▶ _Page and application data records_:
———
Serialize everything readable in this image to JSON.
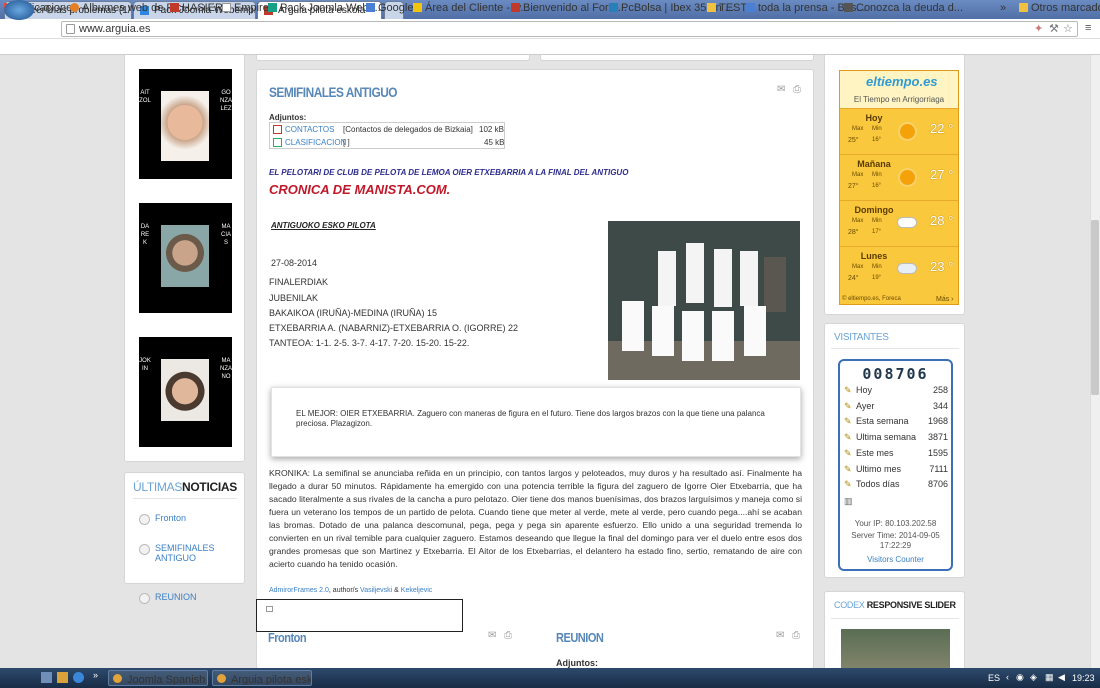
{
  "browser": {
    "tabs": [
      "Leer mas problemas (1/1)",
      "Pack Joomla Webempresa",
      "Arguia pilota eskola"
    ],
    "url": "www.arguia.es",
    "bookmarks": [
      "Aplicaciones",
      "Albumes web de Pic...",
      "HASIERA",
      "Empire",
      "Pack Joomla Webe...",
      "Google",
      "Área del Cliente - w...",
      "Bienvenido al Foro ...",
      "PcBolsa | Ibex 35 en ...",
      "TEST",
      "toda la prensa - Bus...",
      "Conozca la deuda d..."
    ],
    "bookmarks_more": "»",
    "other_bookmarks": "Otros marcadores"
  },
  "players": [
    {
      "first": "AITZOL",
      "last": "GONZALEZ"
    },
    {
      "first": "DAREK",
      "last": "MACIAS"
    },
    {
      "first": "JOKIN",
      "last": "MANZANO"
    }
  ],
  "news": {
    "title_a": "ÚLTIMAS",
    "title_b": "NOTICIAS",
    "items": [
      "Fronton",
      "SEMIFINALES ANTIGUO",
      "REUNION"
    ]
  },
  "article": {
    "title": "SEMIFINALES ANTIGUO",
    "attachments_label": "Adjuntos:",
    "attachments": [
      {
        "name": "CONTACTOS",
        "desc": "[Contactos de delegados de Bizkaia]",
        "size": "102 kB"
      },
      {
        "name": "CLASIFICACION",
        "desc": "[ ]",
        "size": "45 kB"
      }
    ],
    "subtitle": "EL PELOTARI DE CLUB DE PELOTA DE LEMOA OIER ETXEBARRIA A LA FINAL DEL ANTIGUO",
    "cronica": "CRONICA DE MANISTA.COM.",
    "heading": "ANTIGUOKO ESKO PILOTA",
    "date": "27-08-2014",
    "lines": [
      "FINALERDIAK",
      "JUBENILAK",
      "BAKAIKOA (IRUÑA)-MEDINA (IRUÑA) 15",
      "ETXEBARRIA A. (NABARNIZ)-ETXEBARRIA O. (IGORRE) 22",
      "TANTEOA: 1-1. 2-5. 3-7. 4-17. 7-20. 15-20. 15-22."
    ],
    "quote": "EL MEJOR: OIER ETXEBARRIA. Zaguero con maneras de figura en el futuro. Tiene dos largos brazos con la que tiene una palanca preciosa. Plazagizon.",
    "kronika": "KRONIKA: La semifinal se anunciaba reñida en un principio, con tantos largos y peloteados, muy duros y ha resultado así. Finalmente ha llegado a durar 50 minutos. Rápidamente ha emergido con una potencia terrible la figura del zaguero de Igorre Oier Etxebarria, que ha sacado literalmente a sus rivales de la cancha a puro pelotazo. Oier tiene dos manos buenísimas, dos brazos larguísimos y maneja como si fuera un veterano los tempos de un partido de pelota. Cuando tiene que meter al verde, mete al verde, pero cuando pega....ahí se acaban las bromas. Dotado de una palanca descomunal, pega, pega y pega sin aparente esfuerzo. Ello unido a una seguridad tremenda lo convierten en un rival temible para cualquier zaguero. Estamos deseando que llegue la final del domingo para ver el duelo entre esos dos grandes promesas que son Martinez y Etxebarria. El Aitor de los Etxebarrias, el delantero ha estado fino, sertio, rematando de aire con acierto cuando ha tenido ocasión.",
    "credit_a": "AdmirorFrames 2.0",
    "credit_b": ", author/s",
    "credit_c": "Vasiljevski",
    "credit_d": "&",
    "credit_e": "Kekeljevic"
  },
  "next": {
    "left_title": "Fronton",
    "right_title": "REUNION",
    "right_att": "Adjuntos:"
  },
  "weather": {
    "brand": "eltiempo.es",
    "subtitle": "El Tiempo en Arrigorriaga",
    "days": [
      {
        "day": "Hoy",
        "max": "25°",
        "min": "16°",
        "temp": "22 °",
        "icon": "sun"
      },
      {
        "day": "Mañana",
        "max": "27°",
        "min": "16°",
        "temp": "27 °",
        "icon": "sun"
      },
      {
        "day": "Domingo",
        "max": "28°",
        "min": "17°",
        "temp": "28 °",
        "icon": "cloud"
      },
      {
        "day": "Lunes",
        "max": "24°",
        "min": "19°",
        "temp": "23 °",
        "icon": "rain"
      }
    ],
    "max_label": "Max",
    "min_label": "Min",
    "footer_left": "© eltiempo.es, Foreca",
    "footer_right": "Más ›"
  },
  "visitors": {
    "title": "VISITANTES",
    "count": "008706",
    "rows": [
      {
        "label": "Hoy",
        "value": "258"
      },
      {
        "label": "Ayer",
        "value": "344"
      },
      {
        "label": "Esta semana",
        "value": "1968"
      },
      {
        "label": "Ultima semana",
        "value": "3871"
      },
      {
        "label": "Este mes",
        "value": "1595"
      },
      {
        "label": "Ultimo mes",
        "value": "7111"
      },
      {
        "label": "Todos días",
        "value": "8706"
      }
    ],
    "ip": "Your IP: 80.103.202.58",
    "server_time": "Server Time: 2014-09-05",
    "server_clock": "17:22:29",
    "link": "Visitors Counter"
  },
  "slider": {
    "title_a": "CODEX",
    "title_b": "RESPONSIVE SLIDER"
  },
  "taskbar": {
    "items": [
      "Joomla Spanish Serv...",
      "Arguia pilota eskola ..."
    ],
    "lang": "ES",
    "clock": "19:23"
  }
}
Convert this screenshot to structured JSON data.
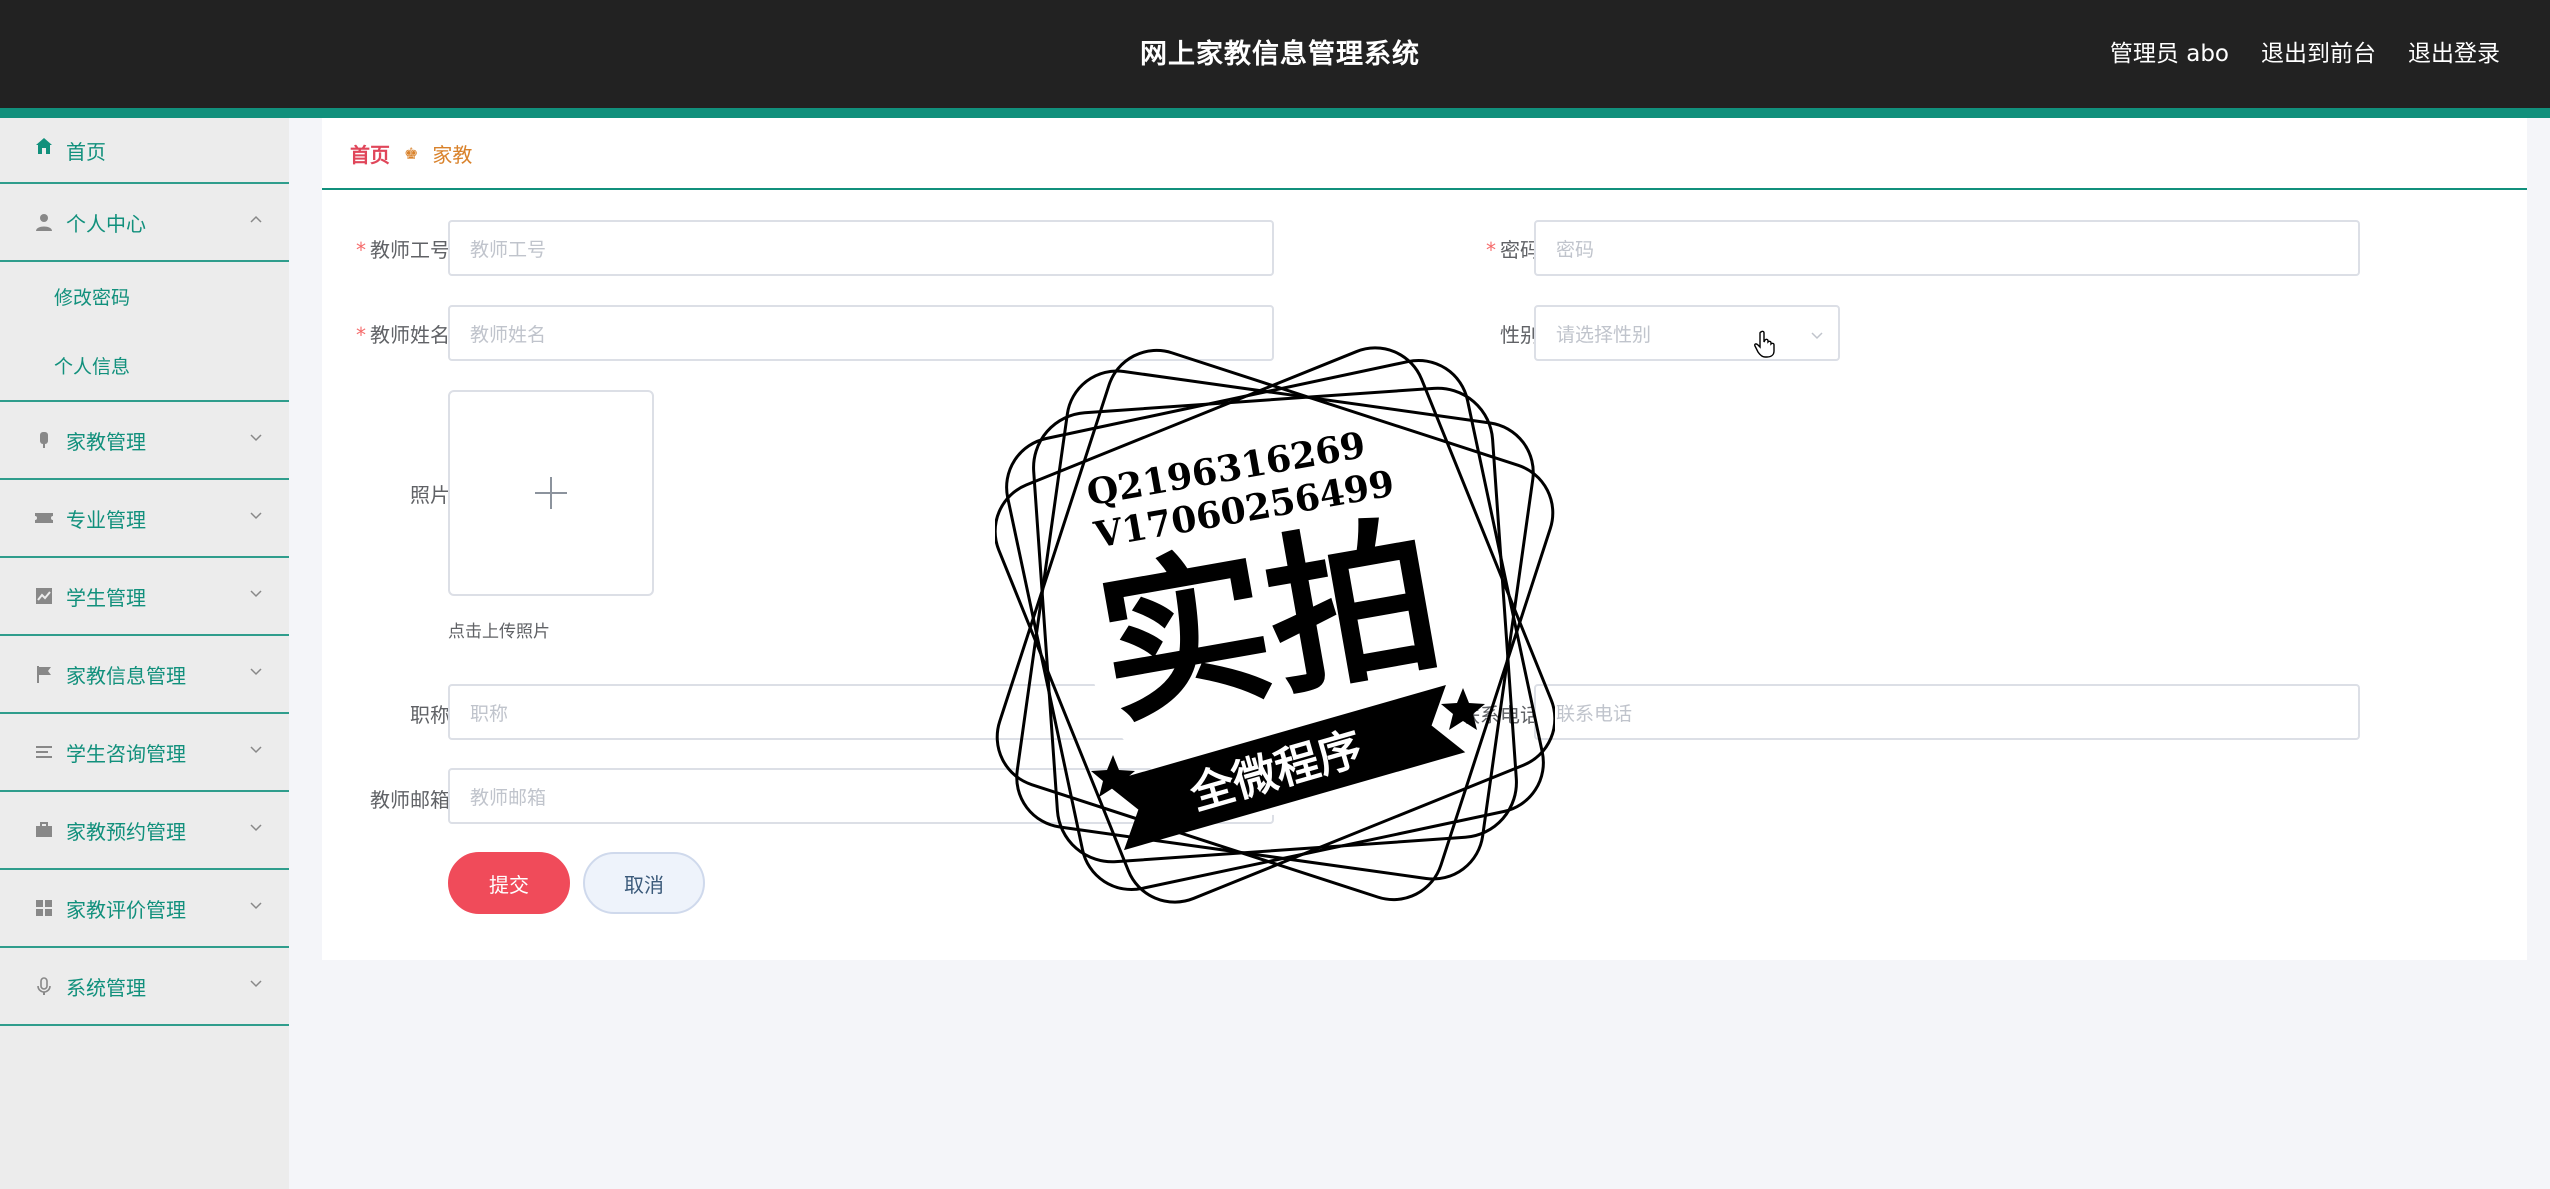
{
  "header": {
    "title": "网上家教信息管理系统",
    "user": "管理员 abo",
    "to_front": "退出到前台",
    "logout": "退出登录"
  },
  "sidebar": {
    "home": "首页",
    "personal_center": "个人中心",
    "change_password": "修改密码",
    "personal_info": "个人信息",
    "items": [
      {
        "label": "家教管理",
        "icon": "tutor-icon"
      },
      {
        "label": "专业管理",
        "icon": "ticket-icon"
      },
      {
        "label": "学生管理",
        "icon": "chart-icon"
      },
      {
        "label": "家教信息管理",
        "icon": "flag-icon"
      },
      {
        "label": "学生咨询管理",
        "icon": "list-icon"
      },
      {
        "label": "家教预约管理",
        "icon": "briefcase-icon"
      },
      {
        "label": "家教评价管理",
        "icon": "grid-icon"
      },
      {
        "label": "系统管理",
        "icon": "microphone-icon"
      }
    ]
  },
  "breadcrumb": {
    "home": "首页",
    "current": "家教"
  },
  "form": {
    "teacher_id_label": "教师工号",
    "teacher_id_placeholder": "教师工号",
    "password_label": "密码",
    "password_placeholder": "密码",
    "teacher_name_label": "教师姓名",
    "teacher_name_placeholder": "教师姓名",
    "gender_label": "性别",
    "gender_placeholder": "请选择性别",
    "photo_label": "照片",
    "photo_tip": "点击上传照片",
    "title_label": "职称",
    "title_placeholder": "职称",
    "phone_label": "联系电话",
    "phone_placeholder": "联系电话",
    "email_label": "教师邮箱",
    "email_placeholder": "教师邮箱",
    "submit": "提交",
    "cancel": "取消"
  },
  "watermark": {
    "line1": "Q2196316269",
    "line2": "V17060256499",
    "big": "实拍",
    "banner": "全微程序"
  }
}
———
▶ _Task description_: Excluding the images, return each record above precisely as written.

▶ _Result for this task_:
Serialize everything readable in this image to JSON.
{
  "browser": {
    "tabs": [
      "Leer mas problemas (1/1)",
      "Pack Joomla Webempresa",
      "Arguia pilota eskola"
    ],
    "url": "www.arguia.es",
    "bookmarks": [
      "Aplicaciones",
      "Albumes web de Pic...",
      "HASIERA",
      "Empire",
      "Pack Joomla Webe...",
      "Google",
      "Área del Cliente - w...",
      "Bienvenido al Foro ...",
      "PcBolsa | Ibex 35 en ...",
      "TEST",
      "toda la prensa - Bus...",
      "Conozca la deuda d..."
    ],
    "bookmarks_more": "»",
    "other_bookmarks": "Otros marcadores"
  },
  "players": [
    {
      "first": "AITZOL",
      "last": "GONZALEZ"
    },
    {
      "first": "DAREK",
      "last": "MACIAS"
    },
    {
      "first": "JOKIN",
      "last": "MANZANO"
    }
  ],
  "news": {
    "title_a": "ÚLTIMAS",
    "title_b": "NOTICIAS",
    "items": [
      "Fronton",
      "SEMIFINALES ANTIGUO",
      "REUNION"
    ]
  },
  "article": {
    "title": "SEMIFINALES ANTIGUO",
    "attachments_label": "Adjuntos:",
    "attachments": [
      {
        "name": "CONTACTOS",
        "desc": "[Contactos de delegados de Bizkaia]",
        "size": "102 kB"
      },
      {
        "name": "CLASIFICACION",
        "desc": "[ ]",
        "size": "45 kB"
      }
    ],
    "subtitle": "EL PELOTARI DE CLUB DE PELOTA DE LEMOA OIER ETXEBARRIA A LA FINAL DEL ANTIGUO",
    "cronica": "CRONICA DE MANISTA.COM.",
    "heading": "ANTIGUOKO ESKO PILOTA",
    "date": "27-08-2014",
    "lines": [
      "FINALERDIAK",
      "JUBENILAK",
      "BAKAIKOA (IRUÑA)-MEDINA (IRUÑA) 15",
      "ETXEBARRIA A. (NABARNIZ)-ETXEBARRIA O. (IGORRE) 22",
      "TANTEOA: 1-1. 2-5. 3-7. 4-17. 7-20. 15-20. 15-22."
    ],
    "quote": "EL MEJOR: OIER ETXEBARRIA. Zaguero con maneras de figura en el futuro. Tiene dos largos brazos con la que tiene una palanca preciosa. Plazagizon.",
    "kronika": "KRONIKA: La semifinal se anunciaba reñida en un principio, con tantos largos y peloteados, muy duros y ha resultado así. Finalmente ha llegado a durar 50 minutos. Rápidamente ha emergido con una potencia terrible la figura del zaguero de Igorre Oier Etxebarria, que ha sacado literalmente a sus rivales de la cancha a puro pelotazo. Oier tiene dos manos buenísimas, dos brazos larguísimos y maneja como si fuera un veterano los tempos de un partido de pelota. Cuando tiene que meter al verde, mete al verde, pero cuando pega....ahí se acaban las bromas. Dotado de una palanca descomunal, pega, pega y pega sin aparente esfuerzo. Ello unido a una seguridad tremenda lo convierten en un rival temible para cualquier zaguero. Estamos deseando que llegue la final del domingo para ver el duelo entre esos dos grandes promesas que son Martinez y Etxebarria. El Aitor de los Etxebarrias, el delantero ha estado fino, sertio, rematando de aire con acierto cuando ha tenido ocasión.",
    "credit_a": "AdmirorFrames 2.0",
    "credit_b": ", author/s",
    "credit_c": "Vasiljevski",
    "credit_d": "&",
    "credit_e": "Kekeljevic"
  },
  "next": {
    "left_title": "Fronton",
    "right_title": "REUNION",
    "right_att": "Adjuntos:"
  },
  "weather": {
    "brand": "eltiempo.es",
    "subtitle": "El Tiempo en Arrigorriaga",
    "days": [
      {
        "day": "Hoy",
        "max": "25°",
        "min": "16°",
        "temp": "22 °",
        "icon": "sun"
      },
      {
        "day": "Mañana",
        "max": "27°",
        "min": "16°",
        "temp": "27 °",
        "icon": "sun"
      },
      {
        "day": "Domingo",
        "max": "28°",
        "min": "17°",
        "temp": "28 °",
        "icon": "cloud"
      },
      {
        "day": "Lunes",
        "max": "24°",
        "min": "19°",
        "temp": "23 °",
        "icon": "rain"
      }
    ],
    "max_label": "Max",
    "min_label": "Min",
    "footer_left": "© eltiempo.es, Foreca",
    "footer_right": "Más ›"
  },
  "visitors": {
    "title": "VISITANTES",
    "count": "008706",
    "rows": [
      {
        "label": "Hoy",
        "value": "258"
      },
      {
        "label": "Ayer",
        "value": "344"
      },
      {
        "label": "Esta semana",
        "value": "1968"
      },
      {
        "label": "Ultima semana",
        "value": "3871"
      },
      {
        "label": "Este mes",
        "value": "1595"
      },
      {
        "label": "Ultimo mes",
        "value": "7111"
      },
      {
        "label": "Todos días",
        "value": "8706"
      }
    ],
    "ip": "Your IP: 80.103.202.58",
    "server_time": "Server Time: 2014-09-05",
    "server_clock": "17:22:29",
    "link": "Visitors Counter"
  },
  "slider": {
    "title_a": "CODEX",
    "title_b": "RESPONSIVE SLIDER"
  },
  "taskbar": {
    "items": [
      "Joomla Spanish Serv...",
      "Arguia pilota eskola ..."
    ],
    "lang": "ES",
    "clock": "19:23"
  }
}
Convert this screenshot to structured JSON data.
{
  "header": {
    "title": "网上家教信息管理系统",
    "user": "管理员 abo",
    "to_front": "退出到前台",
    "logout": "退出登录"
  },
  "sidebar": {
    "home": "首页",
    "personal_center": "个人中心",
    "change_password": "修改密码",
    "personal_info": "个人信息",
    "items": [
      {
        "label": "家教管理",
        "icon": "tutor-icon"
      },
      {
        "label": "专业管理",
        "icon": "ticket-icon"
      },
      {
        "label": "学生管理",
        "icon": "chart-icon"
      },
      {
        "label": "家教信息管理",
        "icon": "flag-icon"
      },
      {
        "label": "学生咨询管理",
        "icon": "list-icon"
      },
      {
        "label": "家教预约管理",
        "icon": "briefcase-icon"
      },
      {
        "label": "家教评价管理",
        "icon": "grid-icon"
      },
      {
        "label": "系统管理",
        "icon": "microphone-icon"
      }
    ]
  },
  "breadcrumb": {
    "home": "首页",
    "current": "家教"
  },
  "form": {
    "teacher_id_label": "教师工号",
    "teacher_id_placeholder": "教师工号",
    "password_label": "密码",
    "password_placeholder": "密码",
    "teacher_name_label": "教师姓名",
    "teacher_name_placeholder": "教师姓名",
    "gender_label": "性别",
    "gender_placeholder": "请选择性别",
    "photo_label": "照片",
    "photo_tip": "点击上传照片",
    "title_label": "职称",
    "title_placeholder": "职称",
    "phone_label": "联系电话",
    "phone_placeholder": "联系电话",
    "email_label": "教师邮箱",
    "email_placeholder": "教师邮箱",
    "submit": "提交",
    "cancel": "取消"
  },
  "watermark": {
    "line1": "Q2196316269",
    "line2": "V17060256499",
    "big": "实拍",
    "banner": "全微程序"
  }
}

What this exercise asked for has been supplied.